Fat goes moldy?
I was given a George Foreman grill a while back and I have to say it's awesome. I thought these were a gimmick but it works very well. I do one burger at a time for 5 minutes and they come out quite nice. I don't have to flip them and all the grease drains into the little catcher.
I cut off any fat and dump it, a long with the grease into a container.
At first I was using a big cup from Wendy's to dump the grease in. I noticed when it was halfway full and I lifted it up there was some mold on the bottom. It looked like white stringy cobwebs with black dots.
I thought fat did not go moldy? I thought only after long periods of non refrigeration it would go rancid?
I chucked out the cup and started using a plastic container and covered it. Not even a quarter full and this mold is back again growing near the roof of the container.
So should I be putting it in the fridge? I know bacon fat doesn't go moldy being left out...
I am not saving this fat for anything, I just need to store it before I can toss it. You can't dump it down the drain.
Thanks for the responses.
I kind of forgot how much salt is in bacon so that makes total sense.
The mold sure appeared fast, probably due to the heat. Like I said the container isn't even a quarter full.
I don't mind leaving the stuff out as long as this mold isn't going to cause any health problems?
Mold in your apartment can cause or exacerbate health problems, such as allergies, asthma, etc.
You mention that you trim the fat & put that into the container. I think that is quite possibly the culprit, especially if it is still raw when trimmed.
Keep the container in the fridge.
Bacon drippings don't get moldy because they contain a lot of salt. Unsalted butter grows mold (and begins to taste like bleu cheese). Refrigerated and frozen fats become rancid.

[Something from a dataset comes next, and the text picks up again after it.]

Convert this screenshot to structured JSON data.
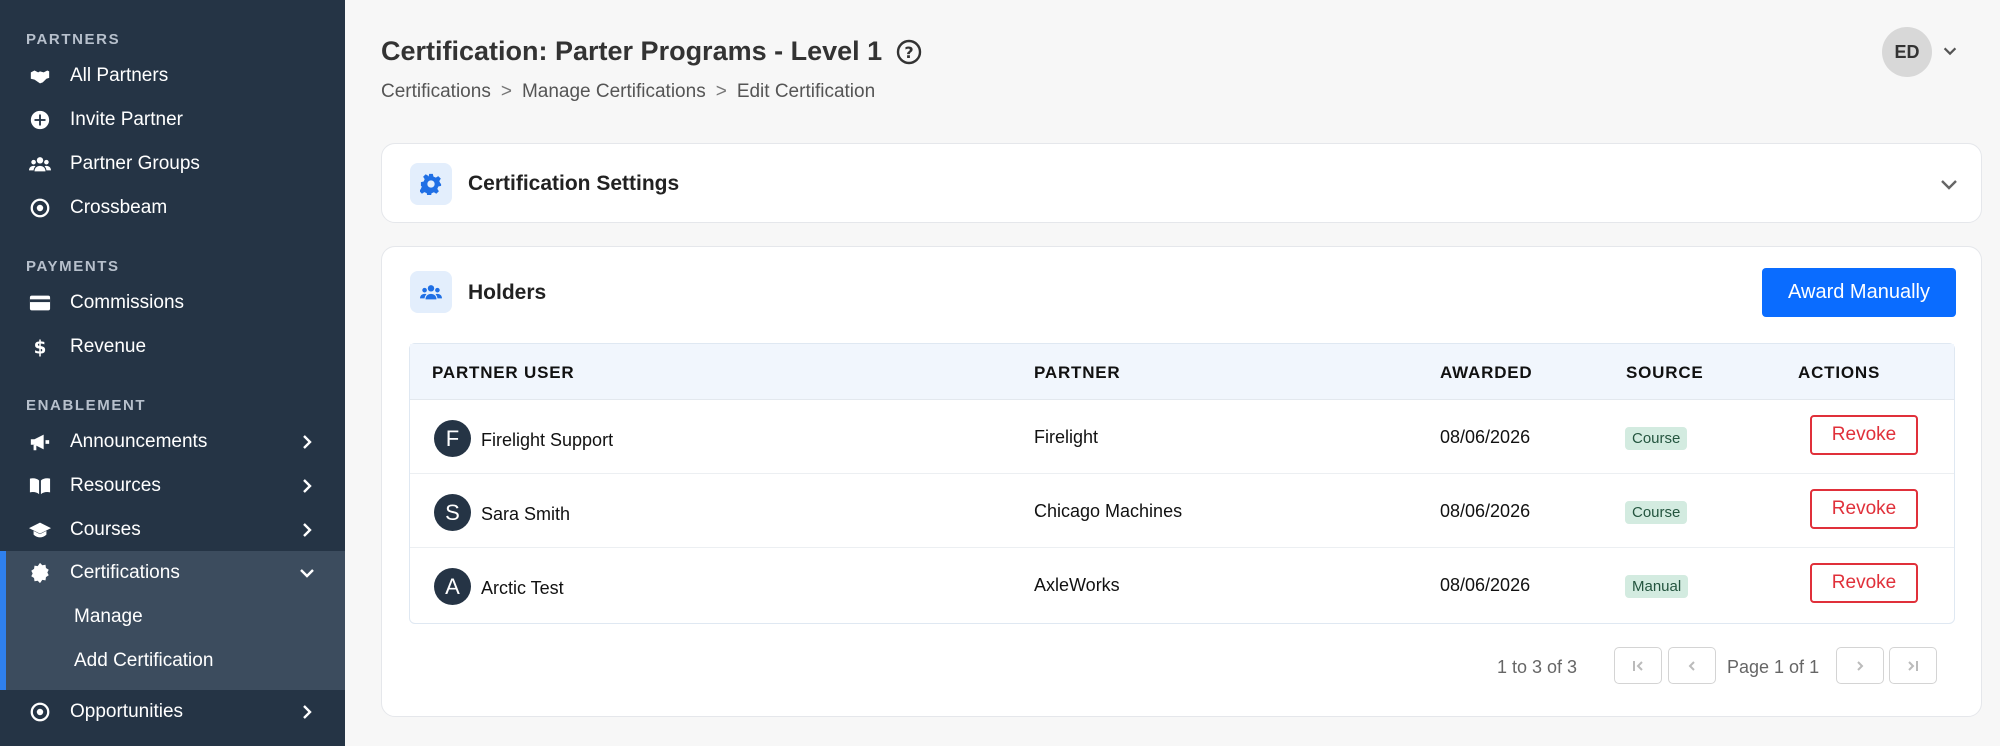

Since you do not want to reuse the burger drippings, it doesn't matter that they are moldy. If you don't want the container taking up refrigerator space, leave it out, covered, until you throw it in the trash.
If you clarify/render the fat, you get a long term stable product too, even without salt.
Ghee (butter with the milk solids and moisture and salt removed) will keep for at least a year at room temperature, even in a tropical climate. Lard, made from pork fat with the moisture and solids cooked out, keeps for ages as well.
Pure fat doesn't generally go moldy - it can go rancid though.
But that's pure fat. If you aren't straining it very carefully, you could still have some non fat stuff in there, and that can go moldy.
When you say 'cut off any fat' are you cutting off chunks of fat, cooked or non? Because generally the long lasting fats have been rendered first. Pure fat, before rendering, still has moisture and other solids in it (you can really see this while making lard, or ghee).